Parent topic: Logging and monitoring
It can sometimes be counter-intuitive to think of IP addresses, cookies, and log data as personal data. However there are good reasons why it is important fort he Ministry of Justice (MoJ) during design, implementation, and operation of MoJ online services. Put simply, it is easiest for the MoJ to assume that any information captured and processed through public-facing services might contain personal information, and to protect this information accordingly.
What are online identifiers?
Online identifiers are anything that could be used to track someone as they interact with MoJ online services.
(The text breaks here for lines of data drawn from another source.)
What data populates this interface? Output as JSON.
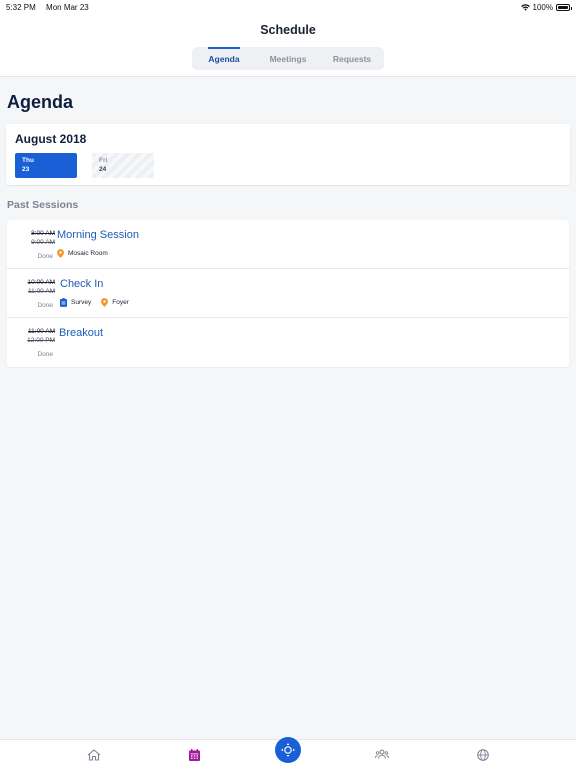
{
  "status_bar": {
    "time": "5:32 PM",
    "date": "Mon Mar 23",
    "battery": "100%"
  },
  "header": {
    "title": "Schedule",
    "tabs": [
      {
        "label": "Agenda",
        "active": true
      },
      {
        "label": "Meetings",
        "active": false
      },
      {
        "label": "Requests",
        "active": false
      }
    ]
  },
  "page": {
    "title": "Agenda"
  },
  "calendar": {
    "month": "August 2018",
    "days": [
      {
        "name": "Thu",
        "number": "23",
        "active": true
      },
      {
        "name": "Fri",
        "number": "24",
        "active": false
      }
    ]
  },
  "sessions_section": {
    "title": "Past Sessions",
    "sessions": [
      {
        "start": "8:00 AM",
        "end": "9:00 AM",
        "status": "Done",
        "name": "Morning Session",
        "meta": [
          {
            "icon": "location-pin-icon",
            "label": "Mosaic Room"
          }
        ]
      },
      {
        "start": "10:00 AM",
        "end": "11:00 AM",
        "status": "Done",
        "name": "Check In",
        "meta": [
          {
            "icon": "survey-icon",
            "label": "Survey"
          },
          {
            "icon": "location-pin-icon",
            "label": "Foyer"
          }
        ]
      },
      {
        "start": "11:00 AM",
        "end": "12:00 PM",
        "status": "Done",
        "name": "Breakout",
        "meta": []
      }
    ]
  },
  "tab_bar": {
    "items": [
      {
        "icon": "home-icon"
      },
      {
        "icon": "calendar-icon",
        "active": true
      },
      {
        "icon": "compass-icon"
      },
      {
        "icon": "people-icon"
      },
      {
        "icon": "globe-icon"
      }
    ]
  },
  "colors": {
    "accent": "#1b5fd6",
    "session_title": "#1d5cb8",
    "active_tab_icon": "#a3199b",
    "location_pin": "#f2962a"
  }
}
This can include, for example:
- IP addresses.
- Cookies that the MoJ or authorised 3rd parties set on devices.
- Information placed into local storage on devices.
- Usernames or other IDs associated with MoJ services.
- Third-party authentication tokens.
Online identifiers could also include metadata captured about a device interacting with MoJ services if this information is sufficiently different to allow devices to be reliably identified.
Why are online identifiers treated as personal data?
If there is any way to tie an online identifier to an individual, then that identifier needs to be treated as though it is personal data.
The way this mapping might be achieved is unimportant.
It could be because the user later provides personal data to the MoJ as part of using a service, and in doing so provides a link between all of the activities that their IP or session cookie has done with their identity.
There might also be a legal route available to the MoJ to determine the identity behind an identifier. For example, by making a lawful request to an ISP to uncover the person associated with a dynamic IP address at a particular time.
What does this mean for MoJ services?
It is important to think carefully about:
- What metadata is captured during a user’s interaction with MoJ services.
- How long information is retained.
- Who has access to the information.
MoJ privacy notices on services must be clear about the information captured as part of a user’s interaction. This includes “anonymous” interactions, such as simple browsing information about the services. Metadata like this must be included in the scope of privacy impact assessments for MoJ services.
Note: Theoretically, privacy notices are only mandatory for externally-facing services. They are not required for internal services. However, it is undoubtedly good practice - and highly recommended - to apply the same approach, for consistency.
For any further questions or advice relating to security, contact: email@example.com.
If you have any questions or comments about this guidance, such as suggestions for improvements, please contact: firstname.lastname@example.org.